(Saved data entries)
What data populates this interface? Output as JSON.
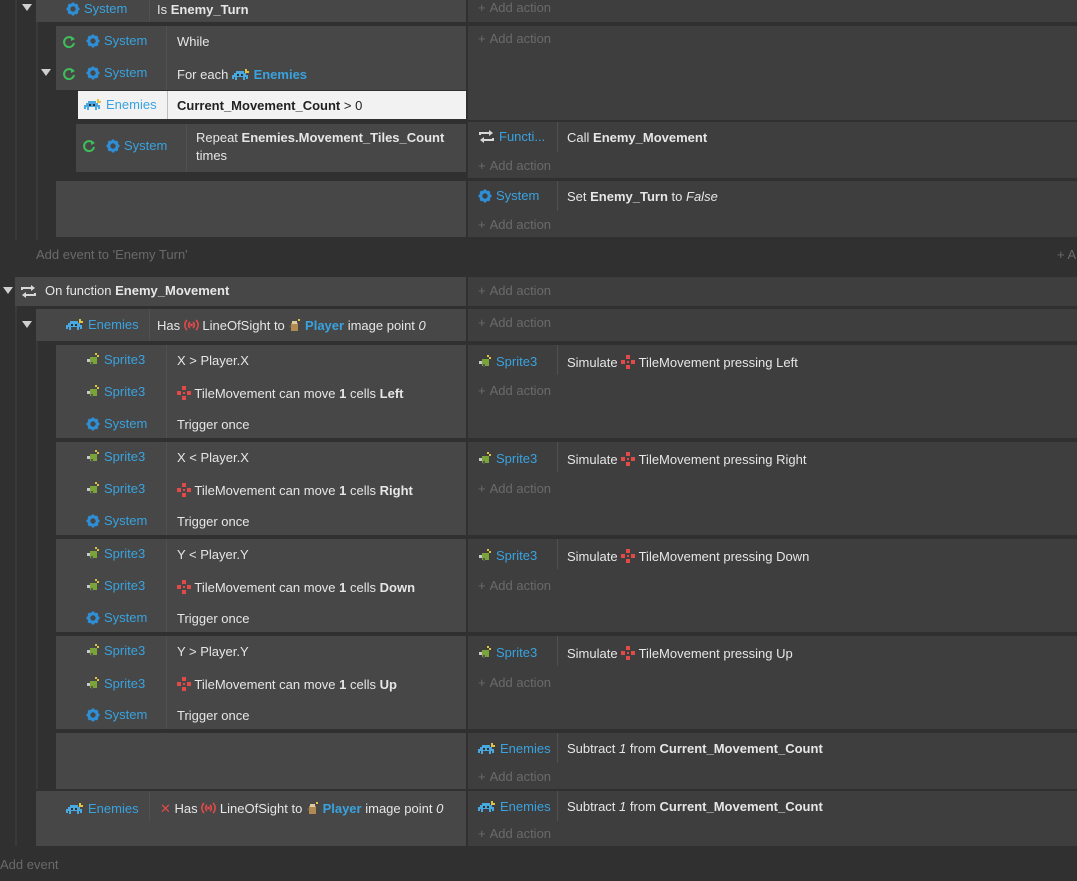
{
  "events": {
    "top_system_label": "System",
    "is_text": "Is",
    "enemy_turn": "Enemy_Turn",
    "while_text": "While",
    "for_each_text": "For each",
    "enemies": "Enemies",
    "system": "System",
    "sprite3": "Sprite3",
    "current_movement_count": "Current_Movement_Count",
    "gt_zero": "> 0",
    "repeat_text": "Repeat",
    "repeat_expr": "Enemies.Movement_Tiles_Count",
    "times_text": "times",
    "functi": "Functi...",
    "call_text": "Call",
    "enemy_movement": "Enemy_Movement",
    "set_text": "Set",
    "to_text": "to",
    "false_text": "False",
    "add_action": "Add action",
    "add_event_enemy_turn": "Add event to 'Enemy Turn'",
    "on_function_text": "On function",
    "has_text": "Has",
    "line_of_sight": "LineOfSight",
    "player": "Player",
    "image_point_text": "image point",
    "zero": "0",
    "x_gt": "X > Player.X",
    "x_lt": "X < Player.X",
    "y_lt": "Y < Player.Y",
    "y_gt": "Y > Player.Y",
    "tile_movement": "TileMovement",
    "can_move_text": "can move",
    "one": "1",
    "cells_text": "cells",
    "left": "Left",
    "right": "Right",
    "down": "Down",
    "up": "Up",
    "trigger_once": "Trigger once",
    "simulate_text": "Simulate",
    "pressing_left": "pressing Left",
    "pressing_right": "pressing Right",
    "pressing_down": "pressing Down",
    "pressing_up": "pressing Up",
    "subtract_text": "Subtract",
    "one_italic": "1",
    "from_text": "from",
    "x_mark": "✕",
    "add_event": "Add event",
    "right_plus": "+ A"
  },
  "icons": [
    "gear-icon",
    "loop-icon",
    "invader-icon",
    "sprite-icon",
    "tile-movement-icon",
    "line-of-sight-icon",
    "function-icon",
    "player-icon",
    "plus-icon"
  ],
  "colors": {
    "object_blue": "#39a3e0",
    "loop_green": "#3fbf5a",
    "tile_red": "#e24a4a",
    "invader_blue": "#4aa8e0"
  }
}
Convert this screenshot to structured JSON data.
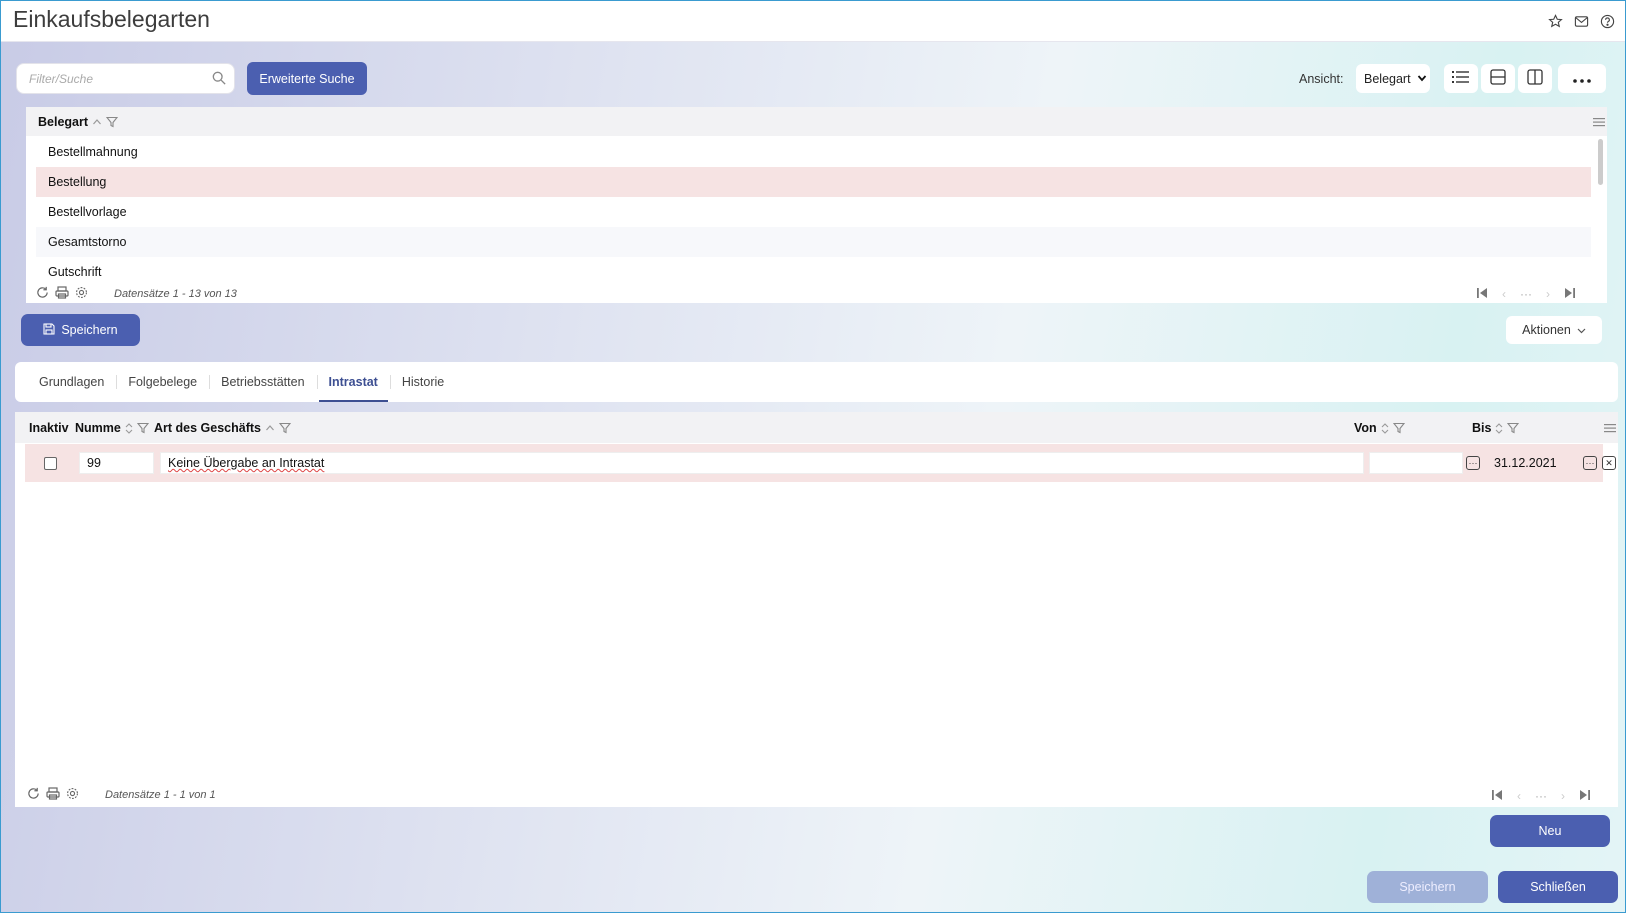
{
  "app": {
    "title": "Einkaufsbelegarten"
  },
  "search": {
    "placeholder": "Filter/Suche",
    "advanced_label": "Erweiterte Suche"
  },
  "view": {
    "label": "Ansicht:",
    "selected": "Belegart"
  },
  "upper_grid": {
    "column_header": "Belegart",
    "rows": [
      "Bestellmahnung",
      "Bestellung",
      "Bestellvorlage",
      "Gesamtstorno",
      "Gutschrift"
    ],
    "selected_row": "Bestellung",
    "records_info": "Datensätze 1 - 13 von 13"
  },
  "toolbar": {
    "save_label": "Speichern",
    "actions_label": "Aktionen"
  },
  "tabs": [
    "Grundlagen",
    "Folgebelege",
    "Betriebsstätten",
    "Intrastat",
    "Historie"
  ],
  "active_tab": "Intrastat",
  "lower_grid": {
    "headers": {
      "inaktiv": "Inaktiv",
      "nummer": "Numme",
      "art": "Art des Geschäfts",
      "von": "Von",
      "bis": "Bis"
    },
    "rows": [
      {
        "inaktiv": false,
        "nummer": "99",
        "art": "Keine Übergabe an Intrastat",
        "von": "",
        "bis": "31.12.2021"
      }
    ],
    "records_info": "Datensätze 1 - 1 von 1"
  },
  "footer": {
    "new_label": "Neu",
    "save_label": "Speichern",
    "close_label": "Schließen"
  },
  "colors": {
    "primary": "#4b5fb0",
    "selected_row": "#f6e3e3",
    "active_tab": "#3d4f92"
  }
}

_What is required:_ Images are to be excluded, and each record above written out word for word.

_Task answer:_
What data populates this interface? Output as JSON.
{
  "events": {
    "top_system_label": "System",
    "is_text": "Is",
    "enemy_turn": "Enemy_Turn",
    "while_text": "While",
    "for_each_text": "For each",
    "enemies": "Enemies",
    "system": "System",
    "sprite3": "Sprite3",
    "current_movement_count": "Current_Movement_Count",
    "gt_zero": "> 0",
    "repeat_text": "Repeat",
    "repeat_expr": "Enemies.Movement_Tiles_Count",
    "times_text": "times",
    "functi": "Functi...",
    "call_text": "Call",
    "enemy_movement": "Enemy_Movement",
    "set_text": "Set",
    "to_text": "to",
    "false_text": "False",
    "add_action": "Add action",
    "add_event_enemy_turn": "Add event to 'Enemy Turn'",
    "on_function_text": "On function",
    "has_text": "Has",
    "line_of_sight": "LineOfSight",
    "player": "Player",
    "image_point_text": "image point",
    "zero": "0",
    "x_gt": "X > Player.X",
    "x_lt": "X < Player.X",
    "y_lt": "Y < Player.Y",
    "y_gt": "Y > Player.Y",
    "tile_movement": "TileMovement",
    "can_move_text": "can move",
    "one": "1",
    "cells_text": "cells",
    "left": "Left",
    "right": "Right",
    "down": "Down",
    "up": "Up",
    "trigger_once": "Trigger once",
    "simulate_text": "Simulate",
    "pressing_left": "pressing Left",
    "pressing_right": "pressing Right",
    "pressing_down": "pressing Down",
    "pressing_up": "pressing Up",
    "subtract_text": "Subtract",
    "one_italic": "1",
    "from_text": "from",
    "x_mark": "✕",
    "add_event": "Add event",
    "right_plus": "+ A"
  },
  "icons": [
    "gear-icon",
    "loop-icon",
    "invader-icon",
    "sprite-icon",
    "tile-movement-icon",
    "line-of-sight-icon",
    "function-icon",
    "player-icon",
    "plus-icon"
  ],
  "colors": {
    "object_blue": "#39a3e0",
    "loop_green": "#3fbf5a",
    "tile_red": "#e24a4a",
    "invader_blue": "#4aa8e0"
  }
}
Convert this screenshot to structured JSON data.
{
  "app": {
    "title": "Einkaufsbelegarten"
  },
  "search": {
    "placeholder": "Filter/Suche",
    "advanced_label": "Erweiterte Suche"
  },
  "view": {
    "label": "Ansicht:",
    "selected": "Belegart"
  },
  "upper_grid": {
    "column_header": "Belegart",
    "rows": [
      "Bestellmahnung",
      "Bestellung",
      "Bestellvorlage",
      "Gesamtstorno",
      "Gutschrift"
    ],
    "selected_row": "Bestellung",
    "records_info": "Datensätze 1 - 13 von 13"
  },
  "toolbar": {
    "save_label": "Speichern",
    "actions_label": "Aktionen"
  },
  "tabs": [
    "Grundlagen",
    "Folgebelege",
    "Betriebsstätten",
    "Intrastat",
    "Historie"
  ],
  "active_tab": "Intrastat",
  "lower_grid": {
    "headers": {
      "inaktiv": "Inaktiv",
      "nummer": "Numme",
      "art": "Art des Geschäfts",
      "von": "Von",
      "bis": "Bis"
    },
    "rows": [
      {
        "inaktiv": false,
        "nummer": "99",
        "art": "Keine Übergabe an Intrastat",
        "von": "",
        "bis": "31.12.2021"
      }
    ],
    "records_info": "Datensätze 1 - 1 von 1"
  },
  "footer": {
    "new_label": "Neu",
    "save_label": "Speichern",
    "close_label": "Schließen"
  },
  "colors": {
    "primary": "#4b5fb0",
    "selected_row": "#f6e3e3",
    "active_tab": "#3d4f92"
  }
}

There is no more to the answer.